Stored data:
* * * *

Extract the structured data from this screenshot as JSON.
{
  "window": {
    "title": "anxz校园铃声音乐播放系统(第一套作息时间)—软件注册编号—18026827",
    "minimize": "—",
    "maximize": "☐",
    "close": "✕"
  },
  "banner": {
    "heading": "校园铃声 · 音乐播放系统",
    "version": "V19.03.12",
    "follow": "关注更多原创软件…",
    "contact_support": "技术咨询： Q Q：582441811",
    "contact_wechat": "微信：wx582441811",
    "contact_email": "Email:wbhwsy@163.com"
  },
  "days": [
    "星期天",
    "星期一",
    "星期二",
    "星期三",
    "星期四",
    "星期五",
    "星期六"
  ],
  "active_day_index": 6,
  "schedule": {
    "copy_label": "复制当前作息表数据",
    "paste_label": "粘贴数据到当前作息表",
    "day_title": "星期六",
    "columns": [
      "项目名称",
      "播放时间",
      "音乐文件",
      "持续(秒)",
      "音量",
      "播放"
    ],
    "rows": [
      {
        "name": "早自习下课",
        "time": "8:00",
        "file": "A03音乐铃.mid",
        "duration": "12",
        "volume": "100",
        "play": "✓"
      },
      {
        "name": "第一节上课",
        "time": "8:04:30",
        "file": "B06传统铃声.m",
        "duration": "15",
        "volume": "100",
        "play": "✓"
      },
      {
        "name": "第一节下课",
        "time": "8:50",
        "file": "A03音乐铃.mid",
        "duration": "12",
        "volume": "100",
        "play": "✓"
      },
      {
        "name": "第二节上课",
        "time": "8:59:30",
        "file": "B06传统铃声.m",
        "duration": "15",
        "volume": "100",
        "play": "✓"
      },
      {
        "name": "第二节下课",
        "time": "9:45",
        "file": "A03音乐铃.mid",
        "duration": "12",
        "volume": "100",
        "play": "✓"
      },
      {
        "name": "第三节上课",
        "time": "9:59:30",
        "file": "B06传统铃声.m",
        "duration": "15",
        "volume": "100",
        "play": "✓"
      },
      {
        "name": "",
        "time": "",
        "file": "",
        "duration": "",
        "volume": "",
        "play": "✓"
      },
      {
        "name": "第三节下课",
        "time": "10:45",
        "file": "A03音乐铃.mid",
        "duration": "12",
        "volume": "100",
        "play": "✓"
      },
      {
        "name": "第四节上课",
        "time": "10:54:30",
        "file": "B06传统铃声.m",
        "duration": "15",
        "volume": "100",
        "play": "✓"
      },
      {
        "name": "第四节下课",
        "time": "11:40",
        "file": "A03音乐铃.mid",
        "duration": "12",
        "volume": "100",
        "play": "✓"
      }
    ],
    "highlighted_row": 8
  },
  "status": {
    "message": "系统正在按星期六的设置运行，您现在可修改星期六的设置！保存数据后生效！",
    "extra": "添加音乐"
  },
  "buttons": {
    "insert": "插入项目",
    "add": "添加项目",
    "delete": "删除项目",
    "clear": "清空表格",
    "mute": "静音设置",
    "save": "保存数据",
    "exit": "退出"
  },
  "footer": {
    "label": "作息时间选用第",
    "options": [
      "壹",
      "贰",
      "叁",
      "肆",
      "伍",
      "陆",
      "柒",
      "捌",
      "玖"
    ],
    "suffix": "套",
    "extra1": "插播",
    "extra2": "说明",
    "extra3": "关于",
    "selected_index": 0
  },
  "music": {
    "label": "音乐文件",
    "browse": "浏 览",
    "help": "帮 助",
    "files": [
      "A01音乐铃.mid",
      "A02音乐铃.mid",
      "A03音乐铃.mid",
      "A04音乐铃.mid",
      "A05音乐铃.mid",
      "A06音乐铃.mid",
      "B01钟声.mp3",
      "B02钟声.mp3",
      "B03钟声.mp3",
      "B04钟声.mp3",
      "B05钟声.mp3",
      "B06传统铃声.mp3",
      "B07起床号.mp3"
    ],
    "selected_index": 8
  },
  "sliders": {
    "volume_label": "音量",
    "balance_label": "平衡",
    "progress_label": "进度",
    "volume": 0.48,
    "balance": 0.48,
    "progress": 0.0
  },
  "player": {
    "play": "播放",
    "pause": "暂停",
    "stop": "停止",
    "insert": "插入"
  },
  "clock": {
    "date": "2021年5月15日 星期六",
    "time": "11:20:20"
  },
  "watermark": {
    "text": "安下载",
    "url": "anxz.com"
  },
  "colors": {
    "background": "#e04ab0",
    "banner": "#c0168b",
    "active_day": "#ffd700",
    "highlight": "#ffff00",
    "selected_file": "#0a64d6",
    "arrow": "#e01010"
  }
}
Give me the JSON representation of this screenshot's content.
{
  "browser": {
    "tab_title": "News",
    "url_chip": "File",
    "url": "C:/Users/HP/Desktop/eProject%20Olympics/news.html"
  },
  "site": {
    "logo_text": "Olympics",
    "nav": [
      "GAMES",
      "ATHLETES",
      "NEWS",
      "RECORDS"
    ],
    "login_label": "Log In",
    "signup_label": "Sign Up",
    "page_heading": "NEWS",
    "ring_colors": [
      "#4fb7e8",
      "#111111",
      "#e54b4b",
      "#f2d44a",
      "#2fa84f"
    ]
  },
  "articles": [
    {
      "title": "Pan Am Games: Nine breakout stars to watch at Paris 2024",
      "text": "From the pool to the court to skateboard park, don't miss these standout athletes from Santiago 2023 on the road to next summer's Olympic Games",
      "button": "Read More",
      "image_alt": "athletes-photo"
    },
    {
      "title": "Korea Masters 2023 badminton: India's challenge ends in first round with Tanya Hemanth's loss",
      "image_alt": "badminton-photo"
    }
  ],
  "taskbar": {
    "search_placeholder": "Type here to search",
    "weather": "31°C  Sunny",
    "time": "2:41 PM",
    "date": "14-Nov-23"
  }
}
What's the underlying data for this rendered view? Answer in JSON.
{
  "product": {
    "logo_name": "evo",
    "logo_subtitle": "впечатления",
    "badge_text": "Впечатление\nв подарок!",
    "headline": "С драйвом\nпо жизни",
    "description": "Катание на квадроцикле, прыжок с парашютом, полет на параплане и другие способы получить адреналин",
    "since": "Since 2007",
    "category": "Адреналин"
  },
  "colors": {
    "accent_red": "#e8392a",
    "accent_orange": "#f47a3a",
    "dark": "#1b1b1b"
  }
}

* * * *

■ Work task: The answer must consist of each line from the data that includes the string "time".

■ The completed task:
        "time": "8:00",
        "time": "8:04:30",
        "time": "8:50",
        "time": "8:59:30",
        "time": "9:45",
        "time": "9:59:30",
        "time": "",
        "time": "10:45",
        "time": "10:54:30",
        "time": "11:40",
    "time": "11:20:20"
    "time": "2:41 PM",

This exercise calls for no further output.